- [ASSIGNMENT]:
I need every line of the material below that includes the string "data".

- [INPUT RECORDS]:
┌──
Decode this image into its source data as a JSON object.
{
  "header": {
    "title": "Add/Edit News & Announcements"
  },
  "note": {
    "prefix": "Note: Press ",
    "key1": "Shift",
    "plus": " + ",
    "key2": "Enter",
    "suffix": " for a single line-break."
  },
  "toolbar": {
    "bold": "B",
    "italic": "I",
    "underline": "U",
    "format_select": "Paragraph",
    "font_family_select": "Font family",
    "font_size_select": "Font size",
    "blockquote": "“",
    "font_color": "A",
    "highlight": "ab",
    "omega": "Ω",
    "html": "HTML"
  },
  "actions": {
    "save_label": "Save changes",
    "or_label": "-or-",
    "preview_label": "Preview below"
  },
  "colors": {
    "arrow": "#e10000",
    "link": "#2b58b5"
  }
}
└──
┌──
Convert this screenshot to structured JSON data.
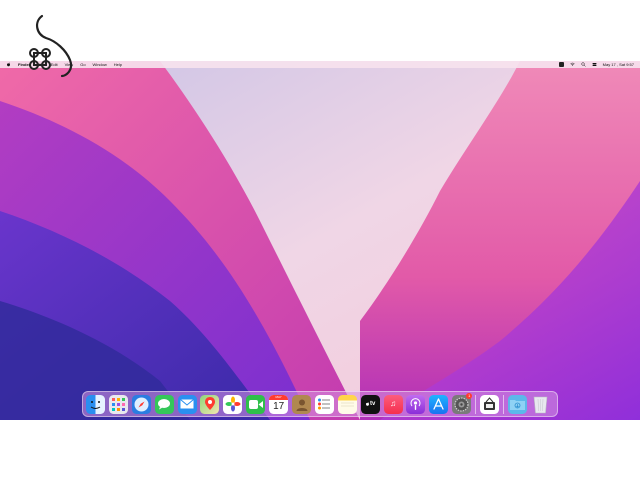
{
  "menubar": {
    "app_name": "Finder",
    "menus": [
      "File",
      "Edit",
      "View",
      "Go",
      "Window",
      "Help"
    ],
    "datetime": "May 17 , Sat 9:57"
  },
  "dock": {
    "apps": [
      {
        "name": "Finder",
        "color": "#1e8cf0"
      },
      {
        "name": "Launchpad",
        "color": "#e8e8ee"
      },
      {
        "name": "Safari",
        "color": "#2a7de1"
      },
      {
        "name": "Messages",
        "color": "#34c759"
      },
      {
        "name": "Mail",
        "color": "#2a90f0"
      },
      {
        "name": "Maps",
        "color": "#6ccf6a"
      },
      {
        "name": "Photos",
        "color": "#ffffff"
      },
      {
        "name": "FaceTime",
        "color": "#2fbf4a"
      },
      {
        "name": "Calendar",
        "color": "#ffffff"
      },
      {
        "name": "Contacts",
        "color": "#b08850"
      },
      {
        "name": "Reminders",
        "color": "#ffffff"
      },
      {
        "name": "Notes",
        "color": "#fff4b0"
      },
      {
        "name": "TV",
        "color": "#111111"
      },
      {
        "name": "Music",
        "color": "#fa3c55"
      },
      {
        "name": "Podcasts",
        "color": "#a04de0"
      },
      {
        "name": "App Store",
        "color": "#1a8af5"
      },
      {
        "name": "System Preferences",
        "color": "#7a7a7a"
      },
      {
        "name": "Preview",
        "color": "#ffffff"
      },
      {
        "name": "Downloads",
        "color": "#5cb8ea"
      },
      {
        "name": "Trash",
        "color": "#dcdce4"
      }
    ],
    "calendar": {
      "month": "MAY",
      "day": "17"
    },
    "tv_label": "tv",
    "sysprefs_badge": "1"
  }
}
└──
- [EXERCISE RESPONSE]:
Decode this image into its source data as a JSON object.
Convert this screenshot to structured JSON data.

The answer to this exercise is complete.